by Sofie E. Miller. Original source: Regulatory Studies Center
Through a series of Executive Orders, President Obama has encouraged federal regulatory agencies to review existing regulations “that may be outmoded, ineffective, insufficient, or excessively burdensome, and to modify, streamline, expand, or repeal them in accordance with what has been learned.” Evaluating whether the intended outcomes of regulations are met ex post can be challenging, so multiple government guidelines instruct agencies to incorporate retrospective review plans into their proposals during the rulemaking process. To support this effort, the George Washington University Regulatory Studies Center examined significant regulations proposed in 2014 to assess whether they included plans for retrospective review, and provided recommendations for how best to do so. This paper finds that, despite these guidelines, agencies are not planning prospectively for ex post analysis of their rules and provides agencies with three recommendations to facilitate transparency, public accountability, and measurement of their rules’ success.
In 2014, the George Washington University Regulatory Studies Center launched a yearlong effort to evaluate high priority proposed rules to determine whether it was designed in a manner that would make its outcomes measurable ex post. As a part of this Retrospective Review Comment Project, the Regulatory Studies Center examined significant proposed regulations to assess whether agencies included a discussion of retrospective review, and submitted comments on the rulemaking record providing suggestions on how best to incorporate plans for retrospective review at the time of the rule’s issuance.
While agencies commonly use prospective evaluation to estimate what the effects of their regulations will be (typically in the form of a benefit-cost analysis), they do not typically use this analysis to measure the effects of their rules after implementation, or to design their rules to aid retrospective review.
As discussed in more detail below, to facilitate meaningful retrospective review after the promulgation of a final rule, multiple government guidelines instruct agencies to incorporate retrospective review plans into their proposals during the rulemaking process. However, based on our review of the rules proposed in 2014, agencies are not designing their rules to facilitate ex post measurement, and are not prospectively planning for retrospective review at the outset of rulemaking.
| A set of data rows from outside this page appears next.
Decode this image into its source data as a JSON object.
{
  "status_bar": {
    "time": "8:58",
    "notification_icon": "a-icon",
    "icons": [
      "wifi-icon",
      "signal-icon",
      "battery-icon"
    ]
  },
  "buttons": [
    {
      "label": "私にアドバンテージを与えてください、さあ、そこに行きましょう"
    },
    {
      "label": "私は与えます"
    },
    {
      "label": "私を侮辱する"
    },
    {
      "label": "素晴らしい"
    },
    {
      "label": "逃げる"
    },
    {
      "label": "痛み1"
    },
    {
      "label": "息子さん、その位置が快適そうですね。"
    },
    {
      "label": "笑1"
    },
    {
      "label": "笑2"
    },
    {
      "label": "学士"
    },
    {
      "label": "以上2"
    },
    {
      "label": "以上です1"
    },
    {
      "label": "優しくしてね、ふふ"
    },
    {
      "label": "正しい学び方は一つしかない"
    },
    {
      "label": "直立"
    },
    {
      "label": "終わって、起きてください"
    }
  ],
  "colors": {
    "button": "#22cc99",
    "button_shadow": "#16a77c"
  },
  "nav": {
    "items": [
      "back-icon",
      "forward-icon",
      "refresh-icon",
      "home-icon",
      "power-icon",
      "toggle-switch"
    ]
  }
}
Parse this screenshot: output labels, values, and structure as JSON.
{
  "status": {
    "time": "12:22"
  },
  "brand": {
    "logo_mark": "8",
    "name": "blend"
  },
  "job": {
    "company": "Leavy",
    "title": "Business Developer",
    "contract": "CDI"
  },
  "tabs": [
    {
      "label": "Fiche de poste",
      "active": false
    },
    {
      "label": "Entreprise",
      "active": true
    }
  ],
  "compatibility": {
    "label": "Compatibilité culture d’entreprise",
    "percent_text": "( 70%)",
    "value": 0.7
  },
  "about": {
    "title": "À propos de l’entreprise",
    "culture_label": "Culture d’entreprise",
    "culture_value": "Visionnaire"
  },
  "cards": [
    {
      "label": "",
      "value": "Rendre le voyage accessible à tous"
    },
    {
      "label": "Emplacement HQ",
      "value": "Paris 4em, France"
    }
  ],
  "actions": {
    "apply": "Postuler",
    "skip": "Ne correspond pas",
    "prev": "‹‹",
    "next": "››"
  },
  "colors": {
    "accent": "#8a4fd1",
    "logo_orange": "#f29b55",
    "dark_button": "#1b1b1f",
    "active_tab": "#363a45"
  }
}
Retrospective review is a form of program evaluation that reviews the efficacy of a program or policy after implementation. The purpose of retrospective review is to evaluate whether a policy—in this case, a regulation—has had its intended effect, and whether it should be continued or expanded. By examining the effects of existing rules, these reviews can inform policymakers on how best to allocate scarce societal resources to accomplish broad social goals, like improved air quality or wellbeing, through regulation. Retrospective review can provide valuable feedback and learning that will improve the design of future regulations.
In a World Bank report on impact (program) evaluation, Gertler et al. illustrate the importance of applying evaluation to policies:
In a context in which policy makers and civil society are demanding results and accountability from public programs, impact evaluation can provide robust and credible evidence on performance and, crucially, on whether a particular program achieved its desired outcomes.
This argument makes especial sense in the case of regulation. While policymakers have the opportunity to revisit on-budget programs each time federal funds are being appropriated, regulatory programs often exist in perpetuity without a statutory requirement to revisit implementation.
Regulations often receive critical analysis before promulgation, usually in the form of benefit-cost analysis. This prospective analysis details the anticipated results of a proposed rule, including costs, benefits, and unquantifiable effects. While agencies often provide a wealth of information on the anticipated effects of their rules, they seldom return to a rule to evaluate whether the benefits and costs they anticipated actually materialized. In his report to the Administrative Conference of the United States (ACUS), Joseph Aldy writes that federal regulatory agencies have a mixed record on ex post review, despite their “long track record of prospective analysis of proposed regulations that can address these questions.”
Recently, retrospective review has found a proponent in President Barack Obama, who issued three executive orders during his first term directing agencies to conduct retrospective analysis of existing regulations.